These models are generally sold in three unit sets (powered "A", powered "B" and tender), with the detailing varying from one set to the next (and no, I'm not going to bother with pictures of them all) -
- 2905.1 UP 5-unit Gas Turbine (two tenders and a caboose)
- 2906.1 UP 3-unit Gas Turbine #6 w/ two raised inlet silencers on ‘B’ unit
- 2907.1 UP 3-unit Gas Turbine #9,20, 27 w/ raised inlet silencer
- 2908.1 UP 3-unit Gas Turbine #25 w/ raised inlet silencer
- 2909.1 UP 3-unit Gas Turbine #2, w/ flat inlet silencer, 24K gal. round tender w/ notched ends
- 2910.1 UP 3-unit Gas Turbine #28 w/ raised inlet silencerbox on top front of ‘B’ unit
- 2911.1 UP Turbine Tender, smooth-side
- 2912.1 UP Turbine Tender, riveted
- 2913.1 UP Turbine Tender, 24K gal round tender
The paint and detailing on these models are a wonder to behold - simply off the charts, even by Overland standards. Unfortunately, I can't really say that they run as great as they look (but more on that in a moment).
As noted above, both the A and B units are powered (sharing the same basic mechanism). The chassis is all metal, albeit fairly light (with most of the actual heft coming from the brass shell). The motor is an open-sided / skew-wound 3-poler with dual flywheels. Metal driveshafts run to the worm gear towers. Said towers are actually part of the truck assemblies and pivot right along with the trucks on curves. All wheels collect current by way of wheel-back wipers. There are no traction tires. Current is transferred to contacts on the chassis via flimsy / bendy wipers sticking up from the trucks. Current is then routed to a PC board running the length of the chassis via long metal contacts. More metal strips route current to the motor contacts and (in the case of the A units) to an LED-equipped lightboard inside the shell. Said lighting is directional. All wheels are geared and all gearing is plastic. Wheels are low-profile, so no problems on Code-55 rails. Shell-mounted Micro-Trains couplers are provided on the front of the A unit and the back of the tender. Drawbars connect the A to the B and the B to the tender.
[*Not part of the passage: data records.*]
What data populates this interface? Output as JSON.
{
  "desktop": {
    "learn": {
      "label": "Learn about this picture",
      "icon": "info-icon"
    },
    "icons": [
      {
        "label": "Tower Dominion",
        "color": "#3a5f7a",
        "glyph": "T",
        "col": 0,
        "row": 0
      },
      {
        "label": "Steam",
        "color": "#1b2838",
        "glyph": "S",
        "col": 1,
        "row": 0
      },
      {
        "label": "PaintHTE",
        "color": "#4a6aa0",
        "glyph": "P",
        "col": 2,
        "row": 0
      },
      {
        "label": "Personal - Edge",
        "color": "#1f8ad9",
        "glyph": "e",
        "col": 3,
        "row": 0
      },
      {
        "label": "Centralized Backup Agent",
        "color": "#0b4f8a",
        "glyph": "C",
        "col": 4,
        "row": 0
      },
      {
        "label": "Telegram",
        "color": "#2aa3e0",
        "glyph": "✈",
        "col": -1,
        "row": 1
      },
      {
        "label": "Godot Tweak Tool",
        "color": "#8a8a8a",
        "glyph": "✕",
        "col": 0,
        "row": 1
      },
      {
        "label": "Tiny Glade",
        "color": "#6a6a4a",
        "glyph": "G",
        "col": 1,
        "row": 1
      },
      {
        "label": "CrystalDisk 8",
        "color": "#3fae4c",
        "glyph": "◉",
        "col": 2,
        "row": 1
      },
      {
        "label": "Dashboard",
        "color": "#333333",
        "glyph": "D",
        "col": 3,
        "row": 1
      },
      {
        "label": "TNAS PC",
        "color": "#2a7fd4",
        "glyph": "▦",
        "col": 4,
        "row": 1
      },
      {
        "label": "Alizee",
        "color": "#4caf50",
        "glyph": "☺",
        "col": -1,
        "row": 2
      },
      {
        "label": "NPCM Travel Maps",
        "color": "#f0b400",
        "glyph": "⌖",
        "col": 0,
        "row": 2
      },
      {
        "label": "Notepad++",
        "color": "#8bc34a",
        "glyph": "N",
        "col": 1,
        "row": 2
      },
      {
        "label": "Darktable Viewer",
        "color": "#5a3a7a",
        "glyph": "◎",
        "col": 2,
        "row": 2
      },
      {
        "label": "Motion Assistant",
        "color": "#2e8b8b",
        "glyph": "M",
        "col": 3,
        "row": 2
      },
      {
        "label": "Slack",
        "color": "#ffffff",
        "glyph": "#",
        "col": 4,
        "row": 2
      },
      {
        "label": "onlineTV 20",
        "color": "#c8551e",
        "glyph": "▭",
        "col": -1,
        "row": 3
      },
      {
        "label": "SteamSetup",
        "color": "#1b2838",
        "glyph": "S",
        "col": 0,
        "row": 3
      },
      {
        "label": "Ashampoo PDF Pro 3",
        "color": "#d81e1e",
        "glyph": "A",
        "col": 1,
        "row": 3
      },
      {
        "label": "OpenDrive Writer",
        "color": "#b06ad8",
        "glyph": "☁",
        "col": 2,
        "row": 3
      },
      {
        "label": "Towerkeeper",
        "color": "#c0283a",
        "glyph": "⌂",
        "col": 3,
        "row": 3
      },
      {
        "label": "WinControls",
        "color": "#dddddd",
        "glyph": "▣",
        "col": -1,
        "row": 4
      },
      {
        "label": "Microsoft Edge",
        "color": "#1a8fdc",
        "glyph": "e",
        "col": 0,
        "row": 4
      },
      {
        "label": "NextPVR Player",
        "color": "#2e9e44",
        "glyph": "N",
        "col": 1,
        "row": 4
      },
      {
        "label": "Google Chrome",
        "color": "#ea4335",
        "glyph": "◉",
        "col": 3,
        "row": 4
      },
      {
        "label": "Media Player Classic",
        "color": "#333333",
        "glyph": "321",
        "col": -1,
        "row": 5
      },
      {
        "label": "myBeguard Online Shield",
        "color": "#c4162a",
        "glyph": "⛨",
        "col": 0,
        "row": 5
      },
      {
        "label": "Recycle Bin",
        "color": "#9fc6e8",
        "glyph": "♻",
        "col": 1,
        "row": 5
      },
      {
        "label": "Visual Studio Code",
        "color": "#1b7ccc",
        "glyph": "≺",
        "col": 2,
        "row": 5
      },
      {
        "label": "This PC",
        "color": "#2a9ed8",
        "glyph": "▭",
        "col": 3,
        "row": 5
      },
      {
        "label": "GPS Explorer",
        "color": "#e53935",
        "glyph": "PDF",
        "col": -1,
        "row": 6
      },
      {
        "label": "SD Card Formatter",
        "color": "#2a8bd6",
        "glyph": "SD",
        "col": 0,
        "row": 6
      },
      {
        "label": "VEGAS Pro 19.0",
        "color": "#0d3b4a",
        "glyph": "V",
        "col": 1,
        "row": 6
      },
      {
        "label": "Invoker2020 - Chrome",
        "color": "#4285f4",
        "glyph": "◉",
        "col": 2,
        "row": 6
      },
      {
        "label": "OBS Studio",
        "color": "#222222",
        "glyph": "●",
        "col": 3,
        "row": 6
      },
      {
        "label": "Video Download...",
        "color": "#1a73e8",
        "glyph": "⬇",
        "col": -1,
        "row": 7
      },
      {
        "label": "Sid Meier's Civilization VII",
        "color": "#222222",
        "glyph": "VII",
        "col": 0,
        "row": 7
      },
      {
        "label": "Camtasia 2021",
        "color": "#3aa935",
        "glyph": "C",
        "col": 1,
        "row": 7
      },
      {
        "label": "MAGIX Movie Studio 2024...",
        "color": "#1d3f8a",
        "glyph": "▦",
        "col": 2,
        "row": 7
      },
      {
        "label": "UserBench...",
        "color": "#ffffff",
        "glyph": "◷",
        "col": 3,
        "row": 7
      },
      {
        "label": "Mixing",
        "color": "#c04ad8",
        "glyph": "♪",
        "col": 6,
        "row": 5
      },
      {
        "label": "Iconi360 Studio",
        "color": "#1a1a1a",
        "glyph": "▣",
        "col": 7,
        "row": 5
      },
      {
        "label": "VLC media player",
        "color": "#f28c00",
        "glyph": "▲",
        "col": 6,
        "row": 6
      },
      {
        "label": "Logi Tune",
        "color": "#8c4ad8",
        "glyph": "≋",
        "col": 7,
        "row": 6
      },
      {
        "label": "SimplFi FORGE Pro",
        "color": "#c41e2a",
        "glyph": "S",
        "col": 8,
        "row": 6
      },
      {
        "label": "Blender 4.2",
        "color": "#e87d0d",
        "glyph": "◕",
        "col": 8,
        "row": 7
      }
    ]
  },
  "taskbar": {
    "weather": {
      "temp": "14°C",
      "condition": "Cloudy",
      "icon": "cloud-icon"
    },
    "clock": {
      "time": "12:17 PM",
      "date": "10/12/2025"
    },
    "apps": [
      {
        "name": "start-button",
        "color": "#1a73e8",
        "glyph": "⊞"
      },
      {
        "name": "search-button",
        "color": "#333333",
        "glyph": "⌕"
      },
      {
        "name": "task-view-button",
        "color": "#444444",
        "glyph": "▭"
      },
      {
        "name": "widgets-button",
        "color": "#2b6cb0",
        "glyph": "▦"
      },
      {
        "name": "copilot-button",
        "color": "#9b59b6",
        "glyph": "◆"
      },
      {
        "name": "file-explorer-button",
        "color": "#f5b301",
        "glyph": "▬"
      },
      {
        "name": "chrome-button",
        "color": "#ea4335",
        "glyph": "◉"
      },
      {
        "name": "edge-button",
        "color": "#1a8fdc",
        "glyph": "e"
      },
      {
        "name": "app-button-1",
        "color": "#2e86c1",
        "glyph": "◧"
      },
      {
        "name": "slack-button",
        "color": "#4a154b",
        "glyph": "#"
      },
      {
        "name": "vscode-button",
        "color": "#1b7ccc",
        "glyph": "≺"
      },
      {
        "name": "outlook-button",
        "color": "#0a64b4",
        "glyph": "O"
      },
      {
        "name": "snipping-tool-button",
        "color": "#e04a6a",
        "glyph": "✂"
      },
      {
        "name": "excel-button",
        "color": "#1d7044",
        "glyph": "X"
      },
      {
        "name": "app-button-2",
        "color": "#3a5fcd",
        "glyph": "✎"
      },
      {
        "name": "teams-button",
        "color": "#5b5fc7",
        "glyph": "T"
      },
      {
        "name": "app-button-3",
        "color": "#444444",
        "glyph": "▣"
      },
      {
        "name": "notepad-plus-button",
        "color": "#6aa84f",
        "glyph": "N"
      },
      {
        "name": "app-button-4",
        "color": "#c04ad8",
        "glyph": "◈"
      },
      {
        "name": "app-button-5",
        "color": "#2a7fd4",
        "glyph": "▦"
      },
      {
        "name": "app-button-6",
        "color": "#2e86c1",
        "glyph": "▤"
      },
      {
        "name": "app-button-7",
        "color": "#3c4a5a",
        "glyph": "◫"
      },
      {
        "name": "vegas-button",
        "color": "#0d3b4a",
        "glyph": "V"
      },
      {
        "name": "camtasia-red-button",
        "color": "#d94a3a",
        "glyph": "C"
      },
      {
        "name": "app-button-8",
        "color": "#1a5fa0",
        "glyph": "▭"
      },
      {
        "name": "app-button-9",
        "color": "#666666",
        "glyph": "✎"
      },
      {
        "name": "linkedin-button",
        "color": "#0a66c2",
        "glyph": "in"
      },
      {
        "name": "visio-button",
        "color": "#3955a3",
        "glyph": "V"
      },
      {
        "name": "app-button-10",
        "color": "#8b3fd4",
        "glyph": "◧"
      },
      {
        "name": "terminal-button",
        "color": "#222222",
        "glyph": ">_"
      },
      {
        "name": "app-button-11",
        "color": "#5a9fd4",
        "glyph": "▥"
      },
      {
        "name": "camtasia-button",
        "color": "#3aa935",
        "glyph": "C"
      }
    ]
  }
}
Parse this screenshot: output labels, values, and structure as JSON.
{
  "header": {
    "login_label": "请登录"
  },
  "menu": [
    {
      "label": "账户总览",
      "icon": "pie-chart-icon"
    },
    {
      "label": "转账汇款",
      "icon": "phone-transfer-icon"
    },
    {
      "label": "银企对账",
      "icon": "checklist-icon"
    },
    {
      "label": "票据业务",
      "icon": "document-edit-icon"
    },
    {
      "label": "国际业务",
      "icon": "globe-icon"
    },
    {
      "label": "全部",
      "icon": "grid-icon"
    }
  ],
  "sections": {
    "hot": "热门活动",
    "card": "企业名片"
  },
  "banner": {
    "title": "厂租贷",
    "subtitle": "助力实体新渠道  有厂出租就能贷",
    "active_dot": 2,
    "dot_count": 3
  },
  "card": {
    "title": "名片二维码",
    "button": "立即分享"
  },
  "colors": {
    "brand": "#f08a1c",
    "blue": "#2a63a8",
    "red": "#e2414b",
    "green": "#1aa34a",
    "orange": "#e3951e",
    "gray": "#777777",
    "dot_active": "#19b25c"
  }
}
Overall performance is just so-so. Pulling power seems adequate, and they run relatively quietly (although nowhere near as quietly as a typical Atlas or Kato diesel of similar vintage). These models seem happiest on 19"-radius curves (anything sharper than that and they're stalling and/or derailing). Slow-speed creep is OK, while the top-end speed is quite excessive. Sadly, overall throttle response is pretty uneven and the main culprit seems to be those flimsy little metal wipers that conduct current from the trucks to the chassis. Said wipers have all sorts of crazy swoopy bends in them, and if they're not bent "just so", they're not making proper contact with the metal tabs on the bottom of the chassis (and with the end result being overall jittery behavior - particularly through curves). To make matters worse, they're practically impossible to adjust. Getting at them requires that you completely remove the trucks from the chassis. Which is all well and good, but getting the trucks reinstalled is such a convoluted procedure that inevitably you wind up undoing all of your painstaking wiper adjustments in the process. Frustrating in the extreme!
Another problem with these models is that they tend to have a bit of a top-heavy wobble to them, particularly when traversing turnouts. No, not as vexing as the electrical issues, but annoying nonetheless. I mean, jeez, wouldn't you expect better from something that cost a thousand bucks new?
Lastly, I'm told that the black plastic axle gears that Ajin used in these models are a problem waiting to happen. They will degrade with usage, resulting in all sorts of crazy behavior. Overland did offer replacement gears (white plastic) shortly after these models were released, but not anymore. Don't ask me why, but they have since unloaded their remaining supply of gears to "some guy", who Overland will put you in touch with if you contact them. However, it's anyone's guess how long this odd supply chain will last, so if you want to get your hands on some gears, better to do it sooner than later.
So, kind of a mixed bag. Basically what we have here are some terrific looking models that don't quite cut it in the performance department (not "as delivered" anyway). However, if you're skilled at locomotive tinkering you might just be able to turn these lumps of coal into some operations-worthy diamonds (y'know, tweak the bendy wipers to address the electrical issues, replace the "soon to fail" black gears and add some anti-wobble weight to the chassis). Not up to the task? Well, at least they'll look nice in your display case...
To remove the shell from an A or a B unit, unscrew the two small screws (one on either end) that hold the shell to the chassis. The forward screw on A units can be found underneath the coupler. You can either remove the coupler or unscrew the pilot from the shell. Once said end-screws are removed, the shell should lift right off.